__Problem to solve__:
Locate the string "third" in the records below. Copy every line where it occurs.

Interface dataset entries:
--*--

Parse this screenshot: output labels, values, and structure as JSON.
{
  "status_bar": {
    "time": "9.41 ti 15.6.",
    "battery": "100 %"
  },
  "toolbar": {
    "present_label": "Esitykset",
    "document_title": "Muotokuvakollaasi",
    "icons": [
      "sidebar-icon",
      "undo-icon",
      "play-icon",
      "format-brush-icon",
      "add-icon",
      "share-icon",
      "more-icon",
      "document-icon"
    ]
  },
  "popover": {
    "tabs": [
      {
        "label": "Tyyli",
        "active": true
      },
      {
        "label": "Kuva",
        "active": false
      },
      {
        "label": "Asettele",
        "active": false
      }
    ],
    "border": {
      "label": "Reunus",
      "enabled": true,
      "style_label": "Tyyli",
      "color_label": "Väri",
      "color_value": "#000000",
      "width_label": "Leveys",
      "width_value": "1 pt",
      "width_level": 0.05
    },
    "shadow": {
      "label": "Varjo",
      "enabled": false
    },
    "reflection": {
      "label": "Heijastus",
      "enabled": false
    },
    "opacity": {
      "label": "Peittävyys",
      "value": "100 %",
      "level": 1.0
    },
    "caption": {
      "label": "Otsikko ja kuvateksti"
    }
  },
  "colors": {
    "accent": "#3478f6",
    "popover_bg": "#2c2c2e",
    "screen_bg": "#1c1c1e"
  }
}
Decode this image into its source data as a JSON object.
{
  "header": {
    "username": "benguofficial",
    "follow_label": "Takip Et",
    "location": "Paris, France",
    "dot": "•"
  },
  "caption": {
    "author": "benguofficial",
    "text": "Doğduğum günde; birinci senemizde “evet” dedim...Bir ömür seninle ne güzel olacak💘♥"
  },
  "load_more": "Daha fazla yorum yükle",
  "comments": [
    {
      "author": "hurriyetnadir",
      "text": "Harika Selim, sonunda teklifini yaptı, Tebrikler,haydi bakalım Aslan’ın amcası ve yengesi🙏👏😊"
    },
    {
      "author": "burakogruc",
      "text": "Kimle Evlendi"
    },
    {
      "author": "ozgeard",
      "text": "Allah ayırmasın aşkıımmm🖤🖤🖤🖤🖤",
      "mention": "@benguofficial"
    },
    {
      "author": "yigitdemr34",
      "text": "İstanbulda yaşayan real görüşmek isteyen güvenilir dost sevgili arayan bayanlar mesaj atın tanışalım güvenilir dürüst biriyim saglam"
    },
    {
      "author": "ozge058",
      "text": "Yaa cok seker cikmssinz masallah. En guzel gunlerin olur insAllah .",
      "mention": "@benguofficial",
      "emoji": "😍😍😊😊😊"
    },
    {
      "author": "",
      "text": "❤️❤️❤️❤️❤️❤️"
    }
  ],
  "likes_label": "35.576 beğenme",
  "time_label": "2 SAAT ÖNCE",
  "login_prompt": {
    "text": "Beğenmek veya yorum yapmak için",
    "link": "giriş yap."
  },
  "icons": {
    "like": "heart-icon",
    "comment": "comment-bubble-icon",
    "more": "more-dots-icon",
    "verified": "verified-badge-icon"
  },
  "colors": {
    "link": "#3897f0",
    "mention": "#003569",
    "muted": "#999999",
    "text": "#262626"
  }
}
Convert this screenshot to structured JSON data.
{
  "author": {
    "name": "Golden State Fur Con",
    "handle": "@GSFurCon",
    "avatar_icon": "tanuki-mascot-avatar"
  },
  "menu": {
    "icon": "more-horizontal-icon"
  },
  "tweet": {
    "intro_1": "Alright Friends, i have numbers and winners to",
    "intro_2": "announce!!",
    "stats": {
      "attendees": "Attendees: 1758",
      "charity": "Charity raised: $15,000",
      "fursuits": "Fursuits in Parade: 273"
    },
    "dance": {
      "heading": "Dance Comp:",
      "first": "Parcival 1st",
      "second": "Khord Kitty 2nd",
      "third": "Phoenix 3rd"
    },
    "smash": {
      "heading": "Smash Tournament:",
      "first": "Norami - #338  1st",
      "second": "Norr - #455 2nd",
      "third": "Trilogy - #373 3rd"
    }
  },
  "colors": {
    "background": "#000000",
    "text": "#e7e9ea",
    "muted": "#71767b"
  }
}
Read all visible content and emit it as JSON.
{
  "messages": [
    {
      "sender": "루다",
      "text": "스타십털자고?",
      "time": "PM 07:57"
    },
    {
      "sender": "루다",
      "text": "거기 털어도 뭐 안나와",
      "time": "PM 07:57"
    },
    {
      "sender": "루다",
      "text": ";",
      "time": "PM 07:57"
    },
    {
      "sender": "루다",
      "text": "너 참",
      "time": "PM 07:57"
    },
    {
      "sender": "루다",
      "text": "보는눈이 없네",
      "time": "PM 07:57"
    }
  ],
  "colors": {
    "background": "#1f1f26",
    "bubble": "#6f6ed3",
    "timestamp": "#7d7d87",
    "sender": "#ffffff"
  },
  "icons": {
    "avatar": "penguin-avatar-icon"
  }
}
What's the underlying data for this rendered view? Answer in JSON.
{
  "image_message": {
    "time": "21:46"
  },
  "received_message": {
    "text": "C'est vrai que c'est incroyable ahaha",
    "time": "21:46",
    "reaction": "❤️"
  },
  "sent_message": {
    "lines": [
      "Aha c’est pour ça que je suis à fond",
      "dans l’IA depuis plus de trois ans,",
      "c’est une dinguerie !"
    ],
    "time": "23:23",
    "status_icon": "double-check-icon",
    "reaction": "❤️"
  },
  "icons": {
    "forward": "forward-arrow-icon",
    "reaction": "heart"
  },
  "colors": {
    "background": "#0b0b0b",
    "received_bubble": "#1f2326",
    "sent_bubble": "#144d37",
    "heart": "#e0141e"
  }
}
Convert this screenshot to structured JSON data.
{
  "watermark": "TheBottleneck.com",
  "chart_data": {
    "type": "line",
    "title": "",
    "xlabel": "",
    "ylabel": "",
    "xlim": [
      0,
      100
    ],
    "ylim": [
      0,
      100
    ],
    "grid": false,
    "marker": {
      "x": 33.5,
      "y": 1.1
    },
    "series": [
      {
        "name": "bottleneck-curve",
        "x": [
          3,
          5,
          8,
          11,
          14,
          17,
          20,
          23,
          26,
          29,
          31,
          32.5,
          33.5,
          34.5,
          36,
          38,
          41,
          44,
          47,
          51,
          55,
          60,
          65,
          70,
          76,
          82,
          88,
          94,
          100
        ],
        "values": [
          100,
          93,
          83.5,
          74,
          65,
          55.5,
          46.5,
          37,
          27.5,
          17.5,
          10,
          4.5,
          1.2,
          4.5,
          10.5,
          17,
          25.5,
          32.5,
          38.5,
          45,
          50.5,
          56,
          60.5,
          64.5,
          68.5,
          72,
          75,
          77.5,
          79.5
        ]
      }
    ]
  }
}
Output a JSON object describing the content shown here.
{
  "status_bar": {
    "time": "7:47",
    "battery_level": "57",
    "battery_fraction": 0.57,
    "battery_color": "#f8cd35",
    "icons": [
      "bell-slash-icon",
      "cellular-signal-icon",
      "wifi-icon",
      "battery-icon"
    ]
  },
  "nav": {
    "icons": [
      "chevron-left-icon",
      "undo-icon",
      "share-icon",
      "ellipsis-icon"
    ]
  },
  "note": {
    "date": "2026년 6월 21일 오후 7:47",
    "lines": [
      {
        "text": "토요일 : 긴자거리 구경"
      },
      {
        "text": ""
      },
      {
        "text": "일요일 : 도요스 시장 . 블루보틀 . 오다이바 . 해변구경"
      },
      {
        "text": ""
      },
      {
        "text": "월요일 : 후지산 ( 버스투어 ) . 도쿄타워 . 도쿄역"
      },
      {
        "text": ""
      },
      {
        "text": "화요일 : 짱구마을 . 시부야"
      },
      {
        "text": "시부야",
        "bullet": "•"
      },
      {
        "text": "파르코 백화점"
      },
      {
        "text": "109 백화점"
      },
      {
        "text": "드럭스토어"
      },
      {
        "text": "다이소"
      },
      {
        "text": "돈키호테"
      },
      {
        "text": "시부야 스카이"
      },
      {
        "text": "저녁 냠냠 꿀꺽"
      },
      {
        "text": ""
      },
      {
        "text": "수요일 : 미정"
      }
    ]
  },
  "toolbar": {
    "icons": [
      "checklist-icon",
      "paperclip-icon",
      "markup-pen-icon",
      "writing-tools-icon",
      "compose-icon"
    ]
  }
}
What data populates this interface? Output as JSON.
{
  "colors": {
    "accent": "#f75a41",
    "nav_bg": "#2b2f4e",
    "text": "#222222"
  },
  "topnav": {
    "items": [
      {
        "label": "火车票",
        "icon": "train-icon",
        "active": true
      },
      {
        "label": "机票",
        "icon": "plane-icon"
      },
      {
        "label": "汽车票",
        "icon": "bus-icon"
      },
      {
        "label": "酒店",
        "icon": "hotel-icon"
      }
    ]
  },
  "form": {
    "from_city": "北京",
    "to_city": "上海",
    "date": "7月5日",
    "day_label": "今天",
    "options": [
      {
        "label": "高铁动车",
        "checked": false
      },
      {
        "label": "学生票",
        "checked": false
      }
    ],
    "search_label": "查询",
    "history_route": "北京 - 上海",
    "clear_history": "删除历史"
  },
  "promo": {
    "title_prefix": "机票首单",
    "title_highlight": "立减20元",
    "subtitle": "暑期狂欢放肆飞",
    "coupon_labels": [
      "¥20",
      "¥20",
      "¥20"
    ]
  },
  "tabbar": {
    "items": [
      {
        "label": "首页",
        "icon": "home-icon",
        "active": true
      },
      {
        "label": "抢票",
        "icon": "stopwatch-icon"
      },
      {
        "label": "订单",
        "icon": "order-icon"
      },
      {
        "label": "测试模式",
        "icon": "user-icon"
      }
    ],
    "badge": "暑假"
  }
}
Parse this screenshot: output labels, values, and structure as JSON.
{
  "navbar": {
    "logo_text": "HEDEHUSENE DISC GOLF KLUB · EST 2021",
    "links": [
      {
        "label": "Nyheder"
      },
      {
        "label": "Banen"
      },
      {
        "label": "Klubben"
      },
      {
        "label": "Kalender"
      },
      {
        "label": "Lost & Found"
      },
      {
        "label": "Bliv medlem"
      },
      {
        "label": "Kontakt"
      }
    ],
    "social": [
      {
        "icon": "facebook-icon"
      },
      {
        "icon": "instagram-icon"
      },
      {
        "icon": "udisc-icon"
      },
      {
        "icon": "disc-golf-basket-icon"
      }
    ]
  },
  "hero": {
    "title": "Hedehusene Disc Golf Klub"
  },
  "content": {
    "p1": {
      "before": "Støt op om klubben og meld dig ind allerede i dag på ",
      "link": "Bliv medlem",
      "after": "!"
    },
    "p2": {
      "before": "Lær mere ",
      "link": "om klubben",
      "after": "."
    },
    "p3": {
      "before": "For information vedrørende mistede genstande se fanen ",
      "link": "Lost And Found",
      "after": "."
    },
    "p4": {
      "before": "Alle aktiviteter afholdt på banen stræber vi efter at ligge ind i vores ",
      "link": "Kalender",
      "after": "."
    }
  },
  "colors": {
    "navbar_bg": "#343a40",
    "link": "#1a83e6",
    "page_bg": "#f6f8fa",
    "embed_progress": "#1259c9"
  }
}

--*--

__Output below__:
      "third": "Phoenix 3rd"
      "third": "Trilogy - #373 3rd"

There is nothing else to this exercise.